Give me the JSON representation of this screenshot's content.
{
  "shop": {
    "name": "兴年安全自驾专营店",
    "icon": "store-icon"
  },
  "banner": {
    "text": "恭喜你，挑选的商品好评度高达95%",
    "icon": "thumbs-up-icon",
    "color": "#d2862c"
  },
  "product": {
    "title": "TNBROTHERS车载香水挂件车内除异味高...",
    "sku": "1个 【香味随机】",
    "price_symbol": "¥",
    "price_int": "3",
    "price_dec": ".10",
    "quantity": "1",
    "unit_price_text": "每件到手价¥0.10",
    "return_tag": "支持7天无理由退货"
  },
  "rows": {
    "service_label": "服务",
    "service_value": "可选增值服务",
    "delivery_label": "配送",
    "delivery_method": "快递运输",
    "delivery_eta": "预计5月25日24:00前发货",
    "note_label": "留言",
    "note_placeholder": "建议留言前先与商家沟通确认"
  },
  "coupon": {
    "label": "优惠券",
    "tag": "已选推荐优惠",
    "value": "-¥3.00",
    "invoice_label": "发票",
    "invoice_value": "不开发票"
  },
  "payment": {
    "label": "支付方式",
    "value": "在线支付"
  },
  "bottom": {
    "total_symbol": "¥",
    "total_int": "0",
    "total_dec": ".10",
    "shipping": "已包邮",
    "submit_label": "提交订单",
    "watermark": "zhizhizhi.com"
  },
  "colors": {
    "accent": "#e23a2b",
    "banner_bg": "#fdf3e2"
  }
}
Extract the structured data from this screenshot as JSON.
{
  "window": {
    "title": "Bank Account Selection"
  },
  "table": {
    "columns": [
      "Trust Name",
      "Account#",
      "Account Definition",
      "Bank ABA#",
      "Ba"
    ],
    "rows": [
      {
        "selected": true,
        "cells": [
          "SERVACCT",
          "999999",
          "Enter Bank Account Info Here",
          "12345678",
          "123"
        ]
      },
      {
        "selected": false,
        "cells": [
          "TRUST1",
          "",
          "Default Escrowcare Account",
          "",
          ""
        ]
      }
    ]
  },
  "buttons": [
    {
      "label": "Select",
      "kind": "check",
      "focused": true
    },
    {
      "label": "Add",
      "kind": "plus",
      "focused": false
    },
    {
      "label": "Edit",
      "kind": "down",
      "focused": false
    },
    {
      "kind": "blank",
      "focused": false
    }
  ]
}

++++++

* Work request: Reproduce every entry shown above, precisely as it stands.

* Reply to the exercise:
Give me the JSON representation of this screenshot's content.
{
  "shop": {
    "name": "兴年安全自驾专营店",
    "icon": "store-icon"
  },
  "banner": {
    "text": "恭喜你，挑选的商品好评度高达95%",
    "icon": "thumbs-up-icon",
    "color": "#d2862c"
  },
  "product": {
    "title": "TNBROTHERS车载香水挂件车内除异味高...",
    "sku": "1个 【香味随机】",
    "price_symbol": "¥",
    "price_int": "3",
    "price_dec": ".10",
    "quantity": "1",
    "unit_price_text": "每件到手价¥0.10",
    "return_tag": "支持7天无理由退货"
  },
  "rows": {
    "service_label": "服务",
    "service_value": "可选增值服务",
    "delivery_label": "配送",
    "delivery_method": "快递运输",
    "delivery_eta": "预计5月25日24:00前发货",
    "note_label": "留言",
    "note_placeholder": "建议留言前先与商家沟通确认"
  },
  "coupon": {
    "label": "优惠券",
    "tag": "已选推荐优惠",
    "value": "-¥3.00",
    "invoice_label": "发票",
    "invoice_value": "不开发票"
  },
  "payment": {
    "label": "支付方式",
    "value": "在线支付"
  },
  "bottom": {
    "total_symbol": "¥",
    "total_int": "0",
    "total_dec": ".10",
    "shipping": "已包邮",
    "submit_label": "提交订单",
    "watermark": "zhizhizhi.com"
  },
  "colors": {
    "accent": "#e23a2b",
    "banner_bg": "#fdf3e2"
  }
}
Extract the structured data from this screenshot as JSON.
{
  "window": {
    "title": "Bank Account Selection"
  },
  "table": {
    "columns": [
      "Trust Name",
      "Account#",
      "Account Definition",
      "Bank ABA#",
      "Ba"
    ],
    "rows": [
      {
        "selected": true,
        "cells": [
          "SERVACCT",
          "999999",
          "Enter Bank Account Info Here",
          "12345678",
          "123"
        ]
      },
      {
        "selected": false,
        "cells": [
          "TRUST1",
          "",
          "Default Escrowcare Account",
          "",
          ""
        ]
      }
    ]
  },
  "buttons": [
    {
      "label": "Select",
      "kind": "check",
      "focused": true
    },
    {
      "label": "Add",
      "kind": "plus",
      "focused": false
    },
    {
      "label": "Edit",
      "kind": "down",
      "focused": false
    },
    {
      "kind": "blank",
      "focused": false
    }
  ]
}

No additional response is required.